Iraqi prime minister calls for calm as protests continue
Hundreds of protesters gathered Wednesday in Iraq's eastern Diyala province to call for the dismissal of local officials, despite continued appeals by Prime Minister Nuri al-Maliki for people not to protest, dpa reported.
"Everybody should respect election results, which were a result of the will of the people," al-Maliki told reporters in a reference to the January 2009 polls that elected the officials being targeted by protesters.
Al-Maliki had previously accused al-Qaeda and loyalists of former president Saddam Hussein of masterminding the protests. On Wednesday he blamed a lack of speedy reforms on "the security situation."
His comments did not stop Iraqis in Diyala from defying a curfew to demand reforms and the sacking of officials accused of corruption.
Iraq has been ranked as one of the most corrupt nations in the world by the watchdog group Transparency International.
Over 56 per cent of people interviewed by the watchdog admitted to paying a bribe to receive attention from service providers in Iraq.
Sheikh Ali Khuan-Tamimi, an organiser of the Diyala protest in the city of Baquba, told the German Press Agency dpa that people came from surrounding cities and towns to "demand better services."
The cleric also said Iraqis want "an end to rampant corruption that has led to a waste of huge sums of money."
The demonstration in Diayala came just days after thousands of Iraqis protested across the country to call for an end to corruption and the removal of several local council members nationwide.
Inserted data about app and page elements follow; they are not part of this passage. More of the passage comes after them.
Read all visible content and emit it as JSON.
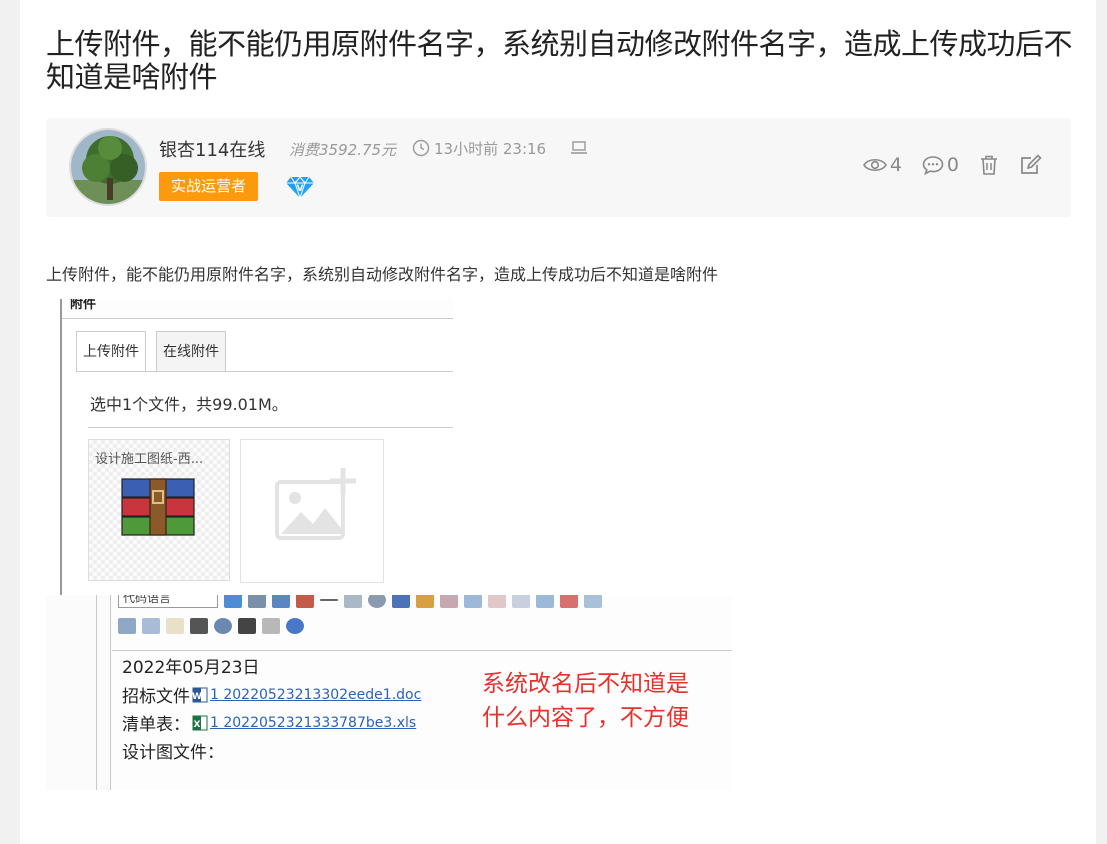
{
  "post": {
    "title": "上传附件，能不能仍用原附件名字，系统别自动修改附件名字，造成上传成功后不知道是啥附件",
    "content": "上传附件，能不能仍用原附件名字，系统别自动修改附件名字，造成上传成功后不知道是啥附件"
  },
  "author": {
    "name": "银杏114在线",
    "consume": "消费3592.75元",
    "time": "13小时前 23:16",
    "role_badge": "实战运营者",
    "badge_color": "#fc9a0e"
  },
  "stats": {
    "views": "4",
    "comments": "0",
    "icons": [
      "eye-icon",
      "comment-icon",
      "trash-icon",
      "edit-icon"
    ]
  },
  "screenshot1": {
    "header": "附件",
    "tabs": [
      "上传附件",
      "在线附件"
    ],
    "selection_text": "选中1个文件，共99.01M。",
    "file_name": "设计施工图纸-西..."
  },
  "screenshot2": {
    "code_select": "代码语言",
    "date_line": "2022年05月23日",
    "bid_label": "招标文件",
    "bid_link": "1 20220523213302eede1.doc",
    "list_label": "清单表：",
    "list_link": "1 2022052321333787be3.xls",
    "design_label": "设计图文件：",
    "annotation_line1": "系统改名后不知道是",
    "annotation_line2": "什么内容了，不方便",
    "annotation_color": "#e8302c"
  }
}
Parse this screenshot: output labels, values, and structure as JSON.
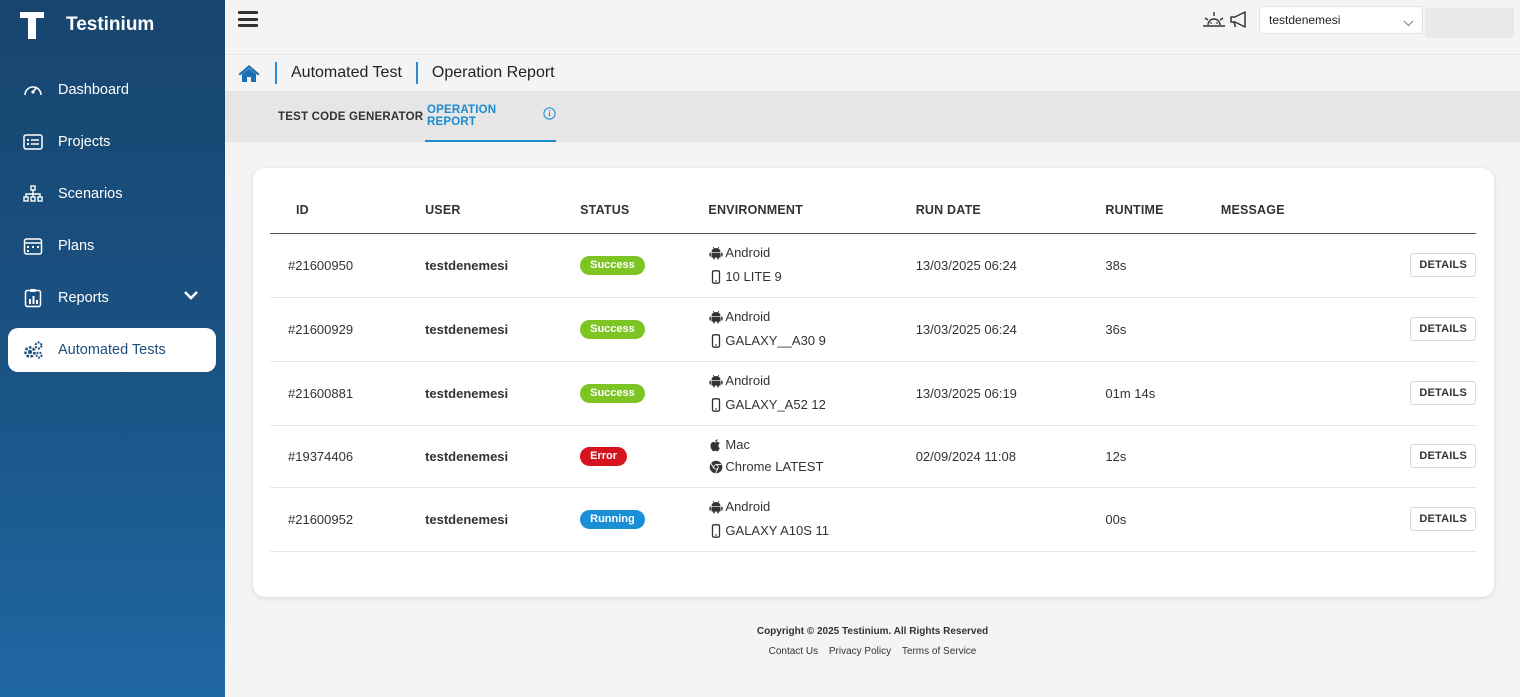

Clashes with security in Friday's protests left 18 people dead and more than 140 injured, security and medical sources said.
Demonstrations and protests have already forced Maliki to call for local elections to be held earlier than the scheduled time frame of 2013.
Residents of Diayala have expressed growing frustration with the inability of security forces to curb a number of suicide bombings in the area that have killed both civilians and security services.
Most notably, suspected suicide bombers blew up an ambulance in an attack against a police office in Diyala that killed 14 people and injured 64 others earlier this year.